> [What is expected]:
For the records below, report how many lines include the word "name". Only the number should appear.
=== Records for the exercise ===
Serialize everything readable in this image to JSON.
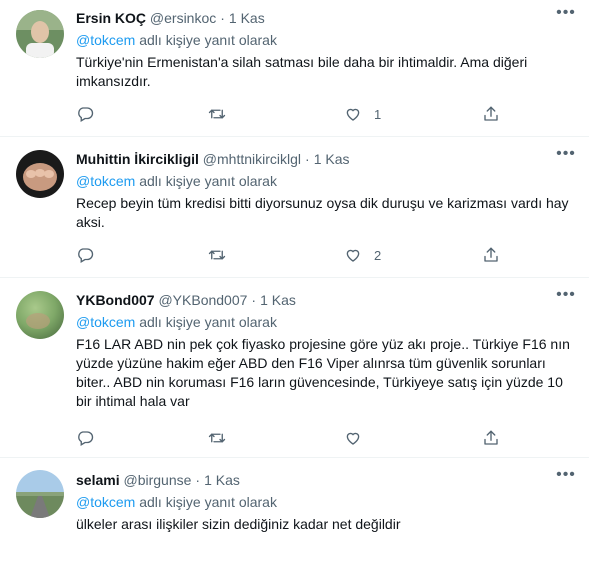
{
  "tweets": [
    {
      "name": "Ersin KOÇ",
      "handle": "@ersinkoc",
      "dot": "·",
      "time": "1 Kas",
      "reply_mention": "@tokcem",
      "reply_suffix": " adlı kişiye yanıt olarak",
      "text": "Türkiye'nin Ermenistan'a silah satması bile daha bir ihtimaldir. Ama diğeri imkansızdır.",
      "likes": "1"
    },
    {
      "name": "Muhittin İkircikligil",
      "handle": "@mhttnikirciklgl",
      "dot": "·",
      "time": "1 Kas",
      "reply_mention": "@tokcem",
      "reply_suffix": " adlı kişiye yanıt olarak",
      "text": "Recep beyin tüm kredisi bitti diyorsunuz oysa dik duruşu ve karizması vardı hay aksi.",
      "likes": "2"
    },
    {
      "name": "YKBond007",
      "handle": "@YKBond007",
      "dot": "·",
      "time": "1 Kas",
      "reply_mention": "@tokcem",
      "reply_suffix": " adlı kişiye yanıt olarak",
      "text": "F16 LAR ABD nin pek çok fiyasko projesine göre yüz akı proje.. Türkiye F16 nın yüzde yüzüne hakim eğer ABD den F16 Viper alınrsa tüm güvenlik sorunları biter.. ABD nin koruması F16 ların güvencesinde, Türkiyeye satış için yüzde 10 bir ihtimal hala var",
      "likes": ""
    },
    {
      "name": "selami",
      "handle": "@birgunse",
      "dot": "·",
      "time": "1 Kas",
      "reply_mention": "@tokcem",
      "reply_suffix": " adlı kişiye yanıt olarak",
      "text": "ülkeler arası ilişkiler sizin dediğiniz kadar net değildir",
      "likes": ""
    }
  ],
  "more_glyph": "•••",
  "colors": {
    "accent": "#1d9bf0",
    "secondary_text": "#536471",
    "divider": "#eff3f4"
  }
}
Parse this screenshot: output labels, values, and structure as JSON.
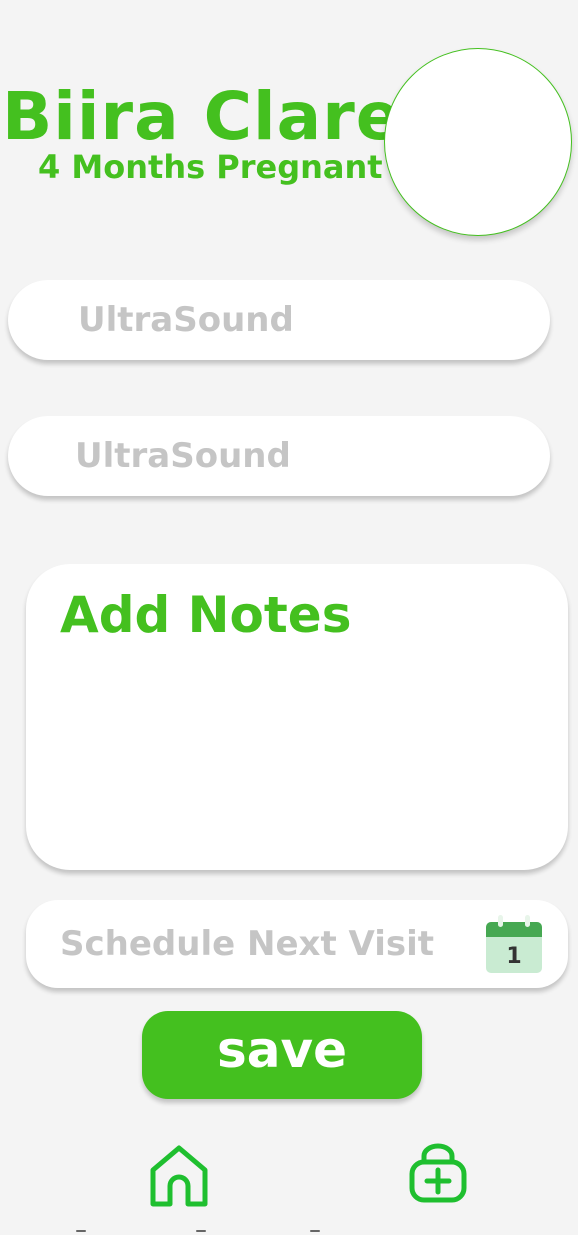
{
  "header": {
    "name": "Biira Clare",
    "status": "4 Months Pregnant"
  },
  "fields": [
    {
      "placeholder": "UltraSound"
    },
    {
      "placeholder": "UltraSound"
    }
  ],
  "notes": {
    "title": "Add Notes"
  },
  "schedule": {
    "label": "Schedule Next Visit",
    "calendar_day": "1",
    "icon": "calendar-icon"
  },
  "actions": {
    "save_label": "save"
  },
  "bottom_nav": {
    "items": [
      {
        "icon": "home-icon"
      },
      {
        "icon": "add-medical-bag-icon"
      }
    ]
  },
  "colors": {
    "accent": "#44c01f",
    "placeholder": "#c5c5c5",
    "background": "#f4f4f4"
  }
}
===
> [Output]:
5